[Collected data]
___
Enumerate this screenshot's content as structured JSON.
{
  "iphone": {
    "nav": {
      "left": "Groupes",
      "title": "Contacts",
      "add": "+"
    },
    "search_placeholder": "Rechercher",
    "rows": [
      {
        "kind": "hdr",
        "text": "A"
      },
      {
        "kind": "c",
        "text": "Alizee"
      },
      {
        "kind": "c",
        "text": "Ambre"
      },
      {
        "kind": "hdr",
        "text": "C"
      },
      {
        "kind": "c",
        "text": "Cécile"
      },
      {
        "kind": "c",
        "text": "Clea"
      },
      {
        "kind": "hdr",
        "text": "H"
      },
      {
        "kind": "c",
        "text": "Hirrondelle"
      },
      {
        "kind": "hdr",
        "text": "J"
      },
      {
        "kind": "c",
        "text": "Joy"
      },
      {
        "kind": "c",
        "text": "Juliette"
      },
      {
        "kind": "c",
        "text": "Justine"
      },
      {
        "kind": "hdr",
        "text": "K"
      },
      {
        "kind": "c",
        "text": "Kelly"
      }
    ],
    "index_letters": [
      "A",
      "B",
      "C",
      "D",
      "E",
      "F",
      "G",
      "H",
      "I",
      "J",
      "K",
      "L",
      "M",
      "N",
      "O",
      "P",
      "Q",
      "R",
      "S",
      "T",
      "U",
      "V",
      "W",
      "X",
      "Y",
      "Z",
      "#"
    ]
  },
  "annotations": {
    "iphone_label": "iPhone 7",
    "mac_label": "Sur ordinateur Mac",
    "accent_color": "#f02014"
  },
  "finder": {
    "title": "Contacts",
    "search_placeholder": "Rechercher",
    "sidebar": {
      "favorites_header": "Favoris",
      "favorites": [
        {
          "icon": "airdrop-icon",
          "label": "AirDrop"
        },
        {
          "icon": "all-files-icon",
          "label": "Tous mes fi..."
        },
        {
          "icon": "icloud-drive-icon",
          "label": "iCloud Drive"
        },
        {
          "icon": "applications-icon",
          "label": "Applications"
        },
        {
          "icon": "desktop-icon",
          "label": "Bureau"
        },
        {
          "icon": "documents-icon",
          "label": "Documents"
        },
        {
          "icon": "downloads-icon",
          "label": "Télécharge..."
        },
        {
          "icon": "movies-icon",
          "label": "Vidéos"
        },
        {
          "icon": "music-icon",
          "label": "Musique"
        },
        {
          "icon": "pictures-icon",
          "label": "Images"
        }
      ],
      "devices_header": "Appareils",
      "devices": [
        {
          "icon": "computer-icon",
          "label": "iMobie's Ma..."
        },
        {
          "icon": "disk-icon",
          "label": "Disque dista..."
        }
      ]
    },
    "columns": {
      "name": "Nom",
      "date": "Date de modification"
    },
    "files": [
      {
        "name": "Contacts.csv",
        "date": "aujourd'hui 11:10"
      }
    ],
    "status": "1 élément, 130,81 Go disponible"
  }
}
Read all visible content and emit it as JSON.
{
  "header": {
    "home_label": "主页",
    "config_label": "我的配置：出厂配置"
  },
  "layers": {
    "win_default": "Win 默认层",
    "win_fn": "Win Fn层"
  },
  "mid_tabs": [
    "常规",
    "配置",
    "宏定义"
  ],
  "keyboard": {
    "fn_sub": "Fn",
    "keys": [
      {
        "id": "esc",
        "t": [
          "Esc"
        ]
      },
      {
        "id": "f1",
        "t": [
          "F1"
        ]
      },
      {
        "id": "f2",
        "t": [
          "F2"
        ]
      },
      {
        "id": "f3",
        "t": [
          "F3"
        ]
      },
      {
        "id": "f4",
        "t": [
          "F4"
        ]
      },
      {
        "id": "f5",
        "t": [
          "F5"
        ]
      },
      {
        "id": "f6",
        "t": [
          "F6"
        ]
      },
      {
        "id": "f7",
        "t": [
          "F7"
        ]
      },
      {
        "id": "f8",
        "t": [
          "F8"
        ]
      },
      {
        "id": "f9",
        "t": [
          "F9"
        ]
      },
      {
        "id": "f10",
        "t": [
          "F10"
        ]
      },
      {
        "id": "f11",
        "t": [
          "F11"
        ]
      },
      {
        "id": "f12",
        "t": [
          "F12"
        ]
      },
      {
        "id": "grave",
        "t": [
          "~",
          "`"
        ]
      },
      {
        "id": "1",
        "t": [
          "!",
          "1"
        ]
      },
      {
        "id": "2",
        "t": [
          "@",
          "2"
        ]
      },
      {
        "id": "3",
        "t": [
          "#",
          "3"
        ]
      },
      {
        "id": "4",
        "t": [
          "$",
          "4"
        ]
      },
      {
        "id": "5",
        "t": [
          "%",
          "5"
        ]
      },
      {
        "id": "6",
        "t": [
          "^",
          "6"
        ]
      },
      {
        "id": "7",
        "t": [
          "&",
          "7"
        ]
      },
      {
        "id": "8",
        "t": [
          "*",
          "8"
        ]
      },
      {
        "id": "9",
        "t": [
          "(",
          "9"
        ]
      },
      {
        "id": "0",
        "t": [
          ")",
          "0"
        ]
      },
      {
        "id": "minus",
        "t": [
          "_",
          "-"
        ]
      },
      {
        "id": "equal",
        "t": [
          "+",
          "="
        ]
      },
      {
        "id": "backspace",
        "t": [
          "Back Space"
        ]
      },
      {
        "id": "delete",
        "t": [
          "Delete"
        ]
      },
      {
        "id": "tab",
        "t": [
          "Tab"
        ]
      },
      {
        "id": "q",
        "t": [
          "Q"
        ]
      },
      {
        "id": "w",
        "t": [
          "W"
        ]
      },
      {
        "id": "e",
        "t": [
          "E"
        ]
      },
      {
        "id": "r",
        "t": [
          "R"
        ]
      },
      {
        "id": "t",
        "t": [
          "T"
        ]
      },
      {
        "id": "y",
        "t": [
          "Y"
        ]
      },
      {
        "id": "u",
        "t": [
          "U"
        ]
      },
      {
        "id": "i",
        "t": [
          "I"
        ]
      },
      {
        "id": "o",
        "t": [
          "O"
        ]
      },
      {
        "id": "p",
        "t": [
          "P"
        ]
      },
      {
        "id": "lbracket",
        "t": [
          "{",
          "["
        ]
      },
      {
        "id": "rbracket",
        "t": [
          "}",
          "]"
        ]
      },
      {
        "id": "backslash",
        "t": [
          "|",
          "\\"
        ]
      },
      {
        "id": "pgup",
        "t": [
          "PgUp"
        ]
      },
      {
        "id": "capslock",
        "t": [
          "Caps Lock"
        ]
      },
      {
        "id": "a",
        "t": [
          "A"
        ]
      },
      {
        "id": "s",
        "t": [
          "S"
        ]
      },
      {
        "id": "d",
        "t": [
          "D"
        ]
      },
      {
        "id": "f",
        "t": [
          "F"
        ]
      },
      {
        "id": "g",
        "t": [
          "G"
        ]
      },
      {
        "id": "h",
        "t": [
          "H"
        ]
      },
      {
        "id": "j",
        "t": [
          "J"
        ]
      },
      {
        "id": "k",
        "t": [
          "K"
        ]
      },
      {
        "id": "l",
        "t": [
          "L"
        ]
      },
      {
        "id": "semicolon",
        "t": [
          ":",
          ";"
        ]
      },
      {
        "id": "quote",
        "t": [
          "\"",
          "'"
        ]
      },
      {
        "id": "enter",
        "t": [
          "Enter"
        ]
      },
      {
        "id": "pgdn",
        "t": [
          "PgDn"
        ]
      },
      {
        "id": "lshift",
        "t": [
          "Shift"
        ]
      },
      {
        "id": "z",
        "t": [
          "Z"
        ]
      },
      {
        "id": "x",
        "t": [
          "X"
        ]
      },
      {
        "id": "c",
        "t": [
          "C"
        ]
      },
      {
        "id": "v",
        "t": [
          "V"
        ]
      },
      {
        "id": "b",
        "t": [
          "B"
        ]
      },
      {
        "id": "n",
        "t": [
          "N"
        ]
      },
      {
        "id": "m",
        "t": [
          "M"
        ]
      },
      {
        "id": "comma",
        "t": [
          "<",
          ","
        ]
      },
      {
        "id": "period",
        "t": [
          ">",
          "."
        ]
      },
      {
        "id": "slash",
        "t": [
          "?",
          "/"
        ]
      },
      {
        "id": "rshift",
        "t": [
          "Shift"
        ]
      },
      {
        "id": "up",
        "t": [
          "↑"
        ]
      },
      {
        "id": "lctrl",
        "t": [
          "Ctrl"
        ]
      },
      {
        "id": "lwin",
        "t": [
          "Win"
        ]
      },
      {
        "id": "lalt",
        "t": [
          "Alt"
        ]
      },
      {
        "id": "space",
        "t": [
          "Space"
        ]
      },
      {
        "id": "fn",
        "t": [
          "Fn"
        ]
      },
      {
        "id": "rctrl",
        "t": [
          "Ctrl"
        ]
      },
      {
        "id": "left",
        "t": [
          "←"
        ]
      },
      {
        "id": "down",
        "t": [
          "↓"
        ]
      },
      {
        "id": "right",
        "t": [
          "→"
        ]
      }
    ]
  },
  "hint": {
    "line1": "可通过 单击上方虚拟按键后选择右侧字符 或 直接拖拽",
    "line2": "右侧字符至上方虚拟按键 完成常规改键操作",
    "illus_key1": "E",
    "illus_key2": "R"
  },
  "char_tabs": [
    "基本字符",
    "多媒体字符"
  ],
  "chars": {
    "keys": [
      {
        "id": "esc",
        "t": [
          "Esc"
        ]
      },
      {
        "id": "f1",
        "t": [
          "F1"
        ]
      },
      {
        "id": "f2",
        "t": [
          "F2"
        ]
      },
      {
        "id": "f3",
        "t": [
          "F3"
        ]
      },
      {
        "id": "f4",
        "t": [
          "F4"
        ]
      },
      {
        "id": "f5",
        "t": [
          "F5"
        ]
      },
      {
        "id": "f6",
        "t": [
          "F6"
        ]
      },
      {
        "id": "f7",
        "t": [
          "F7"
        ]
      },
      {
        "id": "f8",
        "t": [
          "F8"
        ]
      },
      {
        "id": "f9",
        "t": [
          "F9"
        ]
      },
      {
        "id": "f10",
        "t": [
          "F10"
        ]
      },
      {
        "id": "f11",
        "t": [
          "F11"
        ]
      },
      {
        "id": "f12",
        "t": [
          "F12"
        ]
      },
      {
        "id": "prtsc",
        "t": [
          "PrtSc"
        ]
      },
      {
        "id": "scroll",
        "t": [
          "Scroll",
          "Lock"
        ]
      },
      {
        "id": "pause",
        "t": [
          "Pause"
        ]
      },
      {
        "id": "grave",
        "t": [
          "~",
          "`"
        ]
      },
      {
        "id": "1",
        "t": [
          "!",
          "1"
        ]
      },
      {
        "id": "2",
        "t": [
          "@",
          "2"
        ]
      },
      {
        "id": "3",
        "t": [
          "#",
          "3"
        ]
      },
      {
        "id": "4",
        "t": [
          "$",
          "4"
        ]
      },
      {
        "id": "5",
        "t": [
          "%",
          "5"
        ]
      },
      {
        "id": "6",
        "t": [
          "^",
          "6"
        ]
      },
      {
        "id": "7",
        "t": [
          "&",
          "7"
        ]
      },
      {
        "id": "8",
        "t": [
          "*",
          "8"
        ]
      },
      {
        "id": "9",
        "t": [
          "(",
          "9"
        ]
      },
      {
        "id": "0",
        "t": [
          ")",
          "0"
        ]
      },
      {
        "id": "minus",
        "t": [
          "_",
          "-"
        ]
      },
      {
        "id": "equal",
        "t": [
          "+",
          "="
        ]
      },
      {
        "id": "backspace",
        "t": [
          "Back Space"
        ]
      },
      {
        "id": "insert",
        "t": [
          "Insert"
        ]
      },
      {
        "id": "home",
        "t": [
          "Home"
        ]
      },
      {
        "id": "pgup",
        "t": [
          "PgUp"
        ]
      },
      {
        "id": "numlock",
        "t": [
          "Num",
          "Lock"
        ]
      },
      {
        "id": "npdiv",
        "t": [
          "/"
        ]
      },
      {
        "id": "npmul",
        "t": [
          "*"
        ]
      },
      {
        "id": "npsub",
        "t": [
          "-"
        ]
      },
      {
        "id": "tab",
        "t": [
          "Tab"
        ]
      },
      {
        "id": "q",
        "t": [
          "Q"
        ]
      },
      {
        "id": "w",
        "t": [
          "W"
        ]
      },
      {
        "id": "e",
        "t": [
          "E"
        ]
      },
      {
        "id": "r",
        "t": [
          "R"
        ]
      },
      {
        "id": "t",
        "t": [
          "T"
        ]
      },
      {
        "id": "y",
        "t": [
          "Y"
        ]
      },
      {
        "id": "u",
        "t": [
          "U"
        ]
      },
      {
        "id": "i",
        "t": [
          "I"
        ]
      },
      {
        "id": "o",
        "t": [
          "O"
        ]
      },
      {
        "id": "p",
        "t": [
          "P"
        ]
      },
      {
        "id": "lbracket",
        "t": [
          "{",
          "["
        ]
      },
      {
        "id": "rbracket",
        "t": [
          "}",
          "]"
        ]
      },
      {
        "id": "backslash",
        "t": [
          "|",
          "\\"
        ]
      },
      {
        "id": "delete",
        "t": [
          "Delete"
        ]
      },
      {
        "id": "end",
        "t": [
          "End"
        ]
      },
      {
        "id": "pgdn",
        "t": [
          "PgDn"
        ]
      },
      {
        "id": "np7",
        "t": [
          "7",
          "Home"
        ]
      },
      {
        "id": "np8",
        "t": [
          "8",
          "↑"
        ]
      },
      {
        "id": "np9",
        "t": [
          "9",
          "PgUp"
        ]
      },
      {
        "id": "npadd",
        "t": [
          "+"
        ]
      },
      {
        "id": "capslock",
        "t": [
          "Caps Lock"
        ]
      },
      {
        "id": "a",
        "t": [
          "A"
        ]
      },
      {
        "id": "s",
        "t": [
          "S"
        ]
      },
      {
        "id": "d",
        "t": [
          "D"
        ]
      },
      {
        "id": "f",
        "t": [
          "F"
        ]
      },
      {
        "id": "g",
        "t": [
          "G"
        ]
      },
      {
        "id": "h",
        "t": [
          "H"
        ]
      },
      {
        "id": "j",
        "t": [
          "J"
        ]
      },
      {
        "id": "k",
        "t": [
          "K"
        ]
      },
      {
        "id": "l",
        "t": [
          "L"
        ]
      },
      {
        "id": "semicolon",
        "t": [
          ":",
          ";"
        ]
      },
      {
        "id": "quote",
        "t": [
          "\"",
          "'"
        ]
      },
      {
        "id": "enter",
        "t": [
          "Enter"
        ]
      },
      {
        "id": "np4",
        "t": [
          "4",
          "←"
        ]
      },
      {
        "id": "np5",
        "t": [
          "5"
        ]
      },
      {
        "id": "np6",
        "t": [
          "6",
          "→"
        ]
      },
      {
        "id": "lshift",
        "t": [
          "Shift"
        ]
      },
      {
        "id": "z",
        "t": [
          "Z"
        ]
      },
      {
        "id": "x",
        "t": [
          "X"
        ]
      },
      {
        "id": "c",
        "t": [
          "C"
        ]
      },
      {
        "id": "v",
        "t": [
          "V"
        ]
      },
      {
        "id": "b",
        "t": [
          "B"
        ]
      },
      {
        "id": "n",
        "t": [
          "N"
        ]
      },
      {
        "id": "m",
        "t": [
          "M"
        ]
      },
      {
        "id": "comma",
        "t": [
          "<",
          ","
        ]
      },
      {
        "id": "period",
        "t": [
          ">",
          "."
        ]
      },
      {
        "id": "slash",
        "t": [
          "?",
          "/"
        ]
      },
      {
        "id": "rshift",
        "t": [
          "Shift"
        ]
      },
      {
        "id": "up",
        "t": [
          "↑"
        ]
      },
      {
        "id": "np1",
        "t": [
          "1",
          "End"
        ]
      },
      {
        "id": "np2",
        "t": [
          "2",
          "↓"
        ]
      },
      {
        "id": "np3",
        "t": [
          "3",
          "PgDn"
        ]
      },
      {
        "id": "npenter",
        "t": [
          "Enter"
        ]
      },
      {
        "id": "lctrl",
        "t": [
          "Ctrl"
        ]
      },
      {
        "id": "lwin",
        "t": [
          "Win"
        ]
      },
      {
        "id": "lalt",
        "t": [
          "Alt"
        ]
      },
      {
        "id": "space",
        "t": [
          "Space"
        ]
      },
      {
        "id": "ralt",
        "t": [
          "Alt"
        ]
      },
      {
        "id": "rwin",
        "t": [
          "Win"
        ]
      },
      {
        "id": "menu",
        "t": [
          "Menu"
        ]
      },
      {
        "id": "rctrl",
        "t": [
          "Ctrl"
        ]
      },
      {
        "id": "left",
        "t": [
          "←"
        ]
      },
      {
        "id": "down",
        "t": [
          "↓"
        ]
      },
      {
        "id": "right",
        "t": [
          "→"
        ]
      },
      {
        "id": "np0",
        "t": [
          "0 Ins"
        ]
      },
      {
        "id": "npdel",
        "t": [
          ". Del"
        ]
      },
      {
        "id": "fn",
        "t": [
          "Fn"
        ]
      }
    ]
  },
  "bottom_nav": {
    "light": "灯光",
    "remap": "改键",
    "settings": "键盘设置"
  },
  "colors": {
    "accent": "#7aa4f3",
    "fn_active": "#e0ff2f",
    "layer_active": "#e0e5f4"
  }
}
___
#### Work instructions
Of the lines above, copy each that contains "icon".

#### Output for this task
          "icon": "airdrop-icon",
          "icon": "all-files-icon",
          "icon": "icloud-drive-icon",
          "icon": "applications-icon",
          "icon": "desktop-icon",
          "icon": "documents-icon",
          "icon": "downloads-icon",
          "icon": "movies-icon",
          "icon": "music-icon",
          "icon": "pictures-icon",
          "icon": "computer-icon",
          "icon": "disk-icon",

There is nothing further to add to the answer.